Repeat the entries that follow, exactly as they are written.

======== STORED DATA ========

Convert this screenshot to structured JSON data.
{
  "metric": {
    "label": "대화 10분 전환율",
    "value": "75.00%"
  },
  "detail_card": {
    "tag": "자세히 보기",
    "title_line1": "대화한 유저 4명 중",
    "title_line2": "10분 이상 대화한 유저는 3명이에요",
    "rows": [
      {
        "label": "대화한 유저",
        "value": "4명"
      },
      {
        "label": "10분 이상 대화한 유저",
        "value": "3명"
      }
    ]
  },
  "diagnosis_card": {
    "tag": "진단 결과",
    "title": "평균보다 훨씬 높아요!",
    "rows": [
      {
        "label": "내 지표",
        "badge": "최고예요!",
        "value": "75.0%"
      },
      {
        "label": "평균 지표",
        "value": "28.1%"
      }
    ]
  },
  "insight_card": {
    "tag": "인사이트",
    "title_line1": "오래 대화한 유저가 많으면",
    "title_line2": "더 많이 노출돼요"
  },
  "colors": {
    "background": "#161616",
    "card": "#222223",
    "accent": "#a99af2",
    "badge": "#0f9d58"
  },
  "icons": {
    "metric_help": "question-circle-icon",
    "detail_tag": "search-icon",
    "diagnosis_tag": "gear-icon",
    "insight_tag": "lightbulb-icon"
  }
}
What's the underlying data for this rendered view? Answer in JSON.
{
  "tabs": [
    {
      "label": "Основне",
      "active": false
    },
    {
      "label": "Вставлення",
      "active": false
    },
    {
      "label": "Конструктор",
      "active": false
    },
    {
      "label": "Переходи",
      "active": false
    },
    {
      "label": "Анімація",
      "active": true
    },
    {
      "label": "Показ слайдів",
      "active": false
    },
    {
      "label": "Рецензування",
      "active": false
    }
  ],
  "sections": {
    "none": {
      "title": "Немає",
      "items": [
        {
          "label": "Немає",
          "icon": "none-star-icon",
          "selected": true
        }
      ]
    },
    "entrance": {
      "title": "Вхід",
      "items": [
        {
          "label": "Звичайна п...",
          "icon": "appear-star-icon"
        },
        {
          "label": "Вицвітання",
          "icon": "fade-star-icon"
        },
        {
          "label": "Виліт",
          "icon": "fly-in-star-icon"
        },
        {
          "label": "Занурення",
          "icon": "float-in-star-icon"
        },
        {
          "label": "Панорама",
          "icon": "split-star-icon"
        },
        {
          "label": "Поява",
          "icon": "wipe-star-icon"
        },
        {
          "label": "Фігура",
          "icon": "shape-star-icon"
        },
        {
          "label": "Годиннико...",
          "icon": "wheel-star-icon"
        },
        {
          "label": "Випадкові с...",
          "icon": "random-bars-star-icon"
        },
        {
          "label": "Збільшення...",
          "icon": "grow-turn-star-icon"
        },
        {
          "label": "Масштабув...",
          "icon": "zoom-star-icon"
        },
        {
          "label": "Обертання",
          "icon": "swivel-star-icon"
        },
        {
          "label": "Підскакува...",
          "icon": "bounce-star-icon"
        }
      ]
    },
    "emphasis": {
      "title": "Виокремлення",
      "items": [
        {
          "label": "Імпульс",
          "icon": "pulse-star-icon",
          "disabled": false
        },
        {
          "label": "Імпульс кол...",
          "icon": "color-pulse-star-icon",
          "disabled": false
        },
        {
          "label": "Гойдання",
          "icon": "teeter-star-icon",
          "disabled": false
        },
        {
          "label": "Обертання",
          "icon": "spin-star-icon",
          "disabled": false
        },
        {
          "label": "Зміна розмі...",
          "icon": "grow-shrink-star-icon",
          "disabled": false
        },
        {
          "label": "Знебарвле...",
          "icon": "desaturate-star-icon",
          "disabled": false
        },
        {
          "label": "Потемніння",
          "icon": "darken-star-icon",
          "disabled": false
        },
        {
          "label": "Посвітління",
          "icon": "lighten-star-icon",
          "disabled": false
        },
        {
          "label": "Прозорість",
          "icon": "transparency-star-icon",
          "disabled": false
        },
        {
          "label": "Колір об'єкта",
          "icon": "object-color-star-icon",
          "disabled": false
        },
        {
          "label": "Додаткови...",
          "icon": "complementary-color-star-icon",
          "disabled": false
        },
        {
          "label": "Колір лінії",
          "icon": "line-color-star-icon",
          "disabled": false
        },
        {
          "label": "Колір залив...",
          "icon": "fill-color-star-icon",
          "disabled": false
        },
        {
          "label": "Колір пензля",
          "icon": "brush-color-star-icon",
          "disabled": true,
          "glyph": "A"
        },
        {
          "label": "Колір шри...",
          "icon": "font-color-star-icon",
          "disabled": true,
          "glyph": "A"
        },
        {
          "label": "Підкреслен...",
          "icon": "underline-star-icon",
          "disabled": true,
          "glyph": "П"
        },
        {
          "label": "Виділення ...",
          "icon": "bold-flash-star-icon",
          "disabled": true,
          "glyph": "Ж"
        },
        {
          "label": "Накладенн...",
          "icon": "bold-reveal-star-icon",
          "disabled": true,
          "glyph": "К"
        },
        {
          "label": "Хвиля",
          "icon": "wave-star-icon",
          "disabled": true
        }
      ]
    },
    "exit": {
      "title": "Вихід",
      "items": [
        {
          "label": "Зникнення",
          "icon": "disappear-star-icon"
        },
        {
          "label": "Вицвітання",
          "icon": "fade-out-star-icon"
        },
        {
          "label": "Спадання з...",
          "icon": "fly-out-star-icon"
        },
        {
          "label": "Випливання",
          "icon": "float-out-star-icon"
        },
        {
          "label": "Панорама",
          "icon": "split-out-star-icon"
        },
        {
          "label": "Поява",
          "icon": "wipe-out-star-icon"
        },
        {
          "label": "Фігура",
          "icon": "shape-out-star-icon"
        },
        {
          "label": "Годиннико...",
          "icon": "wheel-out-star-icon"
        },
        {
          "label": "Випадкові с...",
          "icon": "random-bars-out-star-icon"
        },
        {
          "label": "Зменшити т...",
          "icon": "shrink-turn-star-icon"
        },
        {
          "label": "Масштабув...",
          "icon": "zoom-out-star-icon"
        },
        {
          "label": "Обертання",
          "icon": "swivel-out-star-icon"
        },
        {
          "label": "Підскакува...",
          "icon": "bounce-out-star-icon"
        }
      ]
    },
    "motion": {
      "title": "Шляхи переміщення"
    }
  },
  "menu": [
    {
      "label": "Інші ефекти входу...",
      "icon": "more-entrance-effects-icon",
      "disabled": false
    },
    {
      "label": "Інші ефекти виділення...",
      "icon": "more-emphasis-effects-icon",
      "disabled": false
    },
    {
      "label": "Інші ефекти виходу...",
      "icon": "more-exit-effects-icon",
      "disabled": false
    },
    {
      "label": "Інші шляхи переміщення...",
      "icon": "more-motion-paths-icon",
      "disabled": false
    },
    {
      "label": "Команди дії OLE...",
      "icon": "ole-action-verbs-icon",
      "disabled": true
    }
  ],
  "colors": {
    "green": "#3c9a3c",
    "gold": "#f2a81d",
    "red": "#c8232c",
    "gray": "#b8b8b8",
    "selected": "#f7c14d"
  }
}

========

**RESULT OF THIS EXERCISE**
Convert this screenshot to structured JSON data.
{
  "metric": {
    "label": "대화 10분 전환율",
    "value": "75.00%"
  },
  "detail_card": {
    "tag": "자세히 보기",
    "title_line1": "대화한 유저 4명 중",
    "title_line2": "10분 이상 대화한 유저는 3명이에요",
    "rows": [
      {
        "label": "대화한 유저",
        "value": "4명"
      },
      {
        "label": "10분 이상 대화한 유저",
        "value": "3명"
      }
    ]
  },
  "diagnosis_card": {
    "tag": "진단 결과",
    "title": "평균보다 훨씬 높아요!",
    "rows": [
      {
        "label": "내 지표",
        "badge": "최고예요!",
        "value": "75.0%"
      },
      {
        "label": "평균 지표",
        "value": "28.1%"
      }
    ]
  },
  "insight_card": {
    "tag": "인사이트",
    "title_line1": "오래 대화한 유저가 많으면",
    "title_line2": "더 많이 노출돼요"
  },
  "colors": {
    "background": "#161616",
    "card": "#222223",
    "accent": "#a99af2",
    "badge": "#0f9d58"
  },
  "icons": {
    "metric_help": "question-circle-icon",
    "detail_tag": "search-icon",
    "diagnosis_tag": "gear-icon",
    "insight_tag": "lightbulb-icon"
  }
}
What's the underlying data for this rendered view? Answer in JSON.
{
  "tabs": [
    {
      "label": "Основне",
      "active": false
    },
    {
      "label": "Вставлення",
      "active": false
    },
    {
      "label": "Конструктор",
      "active": false
    },
    {
      "label": "Переходи",
      "active": false
    },
    {
      "label": "Анімація",
      "active": true
    },
    {
      "label": "Показ слайдів",
      "active": false
    },
    {
      "label": "Рецензування",
      "active": false
    }
  ],
  "sections": {
    "none": {
      "title": "Немає",
      "items": [
        {
          "label": "Немає",
          "icon": "none-star-icon",
          "selected": true
        }
      ]
    },
    "entrance": {
      "title": "Вхід",
      "items": [
        {
          "label": "Звичайна п...",
          "icon": "appear-star-icon"
        },
        {
          "label": "Вицвітання",
          "icon": "fade-star-icon"
        },
        {
          "label": "Виліт",
          "icon": "fly-in-star-icon"
        },
        {
          "label": "Занурення",
          "icon": "float-in-star-icon"
        },
        {
          "label": "Панорама",
          "icon": "split-star-icon"
        },
        {
          "label": "Поява",
          "icon": "wipe-star-icon"
        },
        {
          "label": "Фігура",
          "icon": "shape-star-icon"
        },
        {
          "label": "Годиннико...",
          "icon": "wheel-star-icon"
        },
        {
          "label": "Випадкові с...",
          "icon": "random-bars-star-icon"
        },
        {
          "label": "Збільшення...",
          "icon": "grow-turn-star-icon"
        },
        {
          "label": "Масштабув...",
          "icon": "zoom-star-icon"
        },
        {
          "label": "Обертання",
          "icon": "swivel-star-icon"
        },
        {
          "label": "Підскакува...",
          "icon": "bounce-star-icon"
        }
      ]
    },
    "emphasis": {
      "title": "Виокремлення",
      "items": [
        {
          "label": "Імпульс",
          "icon": "pulse-star-icon",
          "disabled": false
        },
        {
          "label": "Імпульс кол...",
          "icon": "color-pulse-star-icon",
          "disabled": false
        },
        {
          "label": "Гойдання",
          "icon": "teeter-star-icon",
          "disabled": false
        },
        {
          "label": "Обертання",
          "icon": "spin-star-icon",
          "disabled": false
        },
        {
          "label": "Зміна розмі...",
          "icon": "grow-shrink-star-icon",
          "disabled": false
        },
        {
          "label": "Знебарвле...",
          "icon": "desaturate-star-icon",
          "disabled": false
        },
        {
          "label": "Потемніння",
          "icon": "darken-star-icon",
          "disabled": false
        },
        {
          "label": "Посвітління",
          "icon": "lighten-star-icon",
          "disabled": false
        },
        {
          "label": "Прозорість",
          "icon": "transparency-star-icon",
          "disabled": false
        },
        {
          "label": "Колір об'єкта",
          "icon": "object-color-star-icon",
          "disabled": false
        },
        {
          "label": "Додаткови...",
          "icon": "complementary-color-star-icon",
          "disabled": false
        },
        {
          "label": "Колір лінії",
          "icon": "line-color-star-icon",
          "disabled": false
        },
        {
          "label": "Колір залив...",
          "icon": "fill-color-star-icon",
          "disabled": false
        },
        {
          "label": "Колір пензля",
          "icon": "brush-color-star-icon",
          "disabled": true,
          "glyph": "A"
        },
        {
          "label": "Колір шри...",
          "icon": "font-color-star-icon",
          "disabled": true,
          "glyph": "A"
        },
        {
          "label": "Підкреслен...",
          "icon": "underline-star-icon",
          "disabled": true,
          "glyph": "П"
        },
        {
          "label": "Виділення ...",
          "icon": "bold-flash-star-icon",
          "disabled": true,
          "glyph": "Ж"
        },
        {
          "label": "Накладенн...",
          "icon": "bold-reveal-star-icon",
          "disabled": true,
          "glyph": "К"
        },
        {
          "label": "Хвиля",
          "icon": "wave-star-icon",
          "disabled": true
        }
      ]
    },
    "exit": {
      "title": "Вихід",
      "items": [
        {
          "label": "Зникнення",
          "icon": "disappear-star-icon"
        },
        {
          "label": "Вицвітання",
          "icon": "fade-out-star-icon"
        },
        {
          "label": "Спадання з...",
          "icon": "fly-out-star-icon"
        },
        {
          "label": "Випливання",
          "icon": "float-out-star-icon"
        },
        {
          "label": "Панорама",
          "icon": "split-out-star-icon"
        },
        {
          "label": "Поява",
          "icon": "wipe-out-star-icon"
        },
        {
          "label": "Фігура",
          "icon": "shape-out-star-icon"
        },
        {
          "label": "Годиннико...",
          "icon": "wheel-out-star-icon"
        },
        {
          "label": "Випадкові с...",
          "icon": "random-bars-out-star-icon"
        },
        {
          "label": "Зменшити т...",
          "icon": "shrink-turn-star-icon"
        },
        {
          "label": "Масштабув...",
          "icon": "zoom-out-star-icon"
        },
        {
          "label": "Обертання",
          "icon": "swivel-out-star-icon"
        },
        {
          "label": "Підскакува...",
          "icon": "bounce-out-star-icon"
        }
      ]
    },
    "motion": {
      "title": "Шляхи переміщення"
    }
  },
  "menu": [
    {
      "label": "Інші ефекти входу...",
      "icon": "more-entrance-effects-icon",
      "disabled": false
    },
    {
      "label": "Інші ефекти виділення...",
      "icon": "more-emphasis-effects-icon",
      "disabled": false
    },
    {
      "label": "Інші ефекти виходу...",
      "icon": "more-exit-effects-icon",
      "disabled": false
    },
    {
      "label": "Інші шляхи переміщення...",
      "icon": "more-motion-paths-icon",
      "disabled": false
    },
    {
      "label": "Команди дії OLE...",
      "icon": "ole-action-verbs-icon",
      "disabled": true
    }
  ],
  "colors": {
    "green": "#3c9a3c",
    "gold": "#f2a81d",
    "red": "#c8232c",
    "gray": "#b8b8b8",
    "selected": "#f7c14d"
  }
}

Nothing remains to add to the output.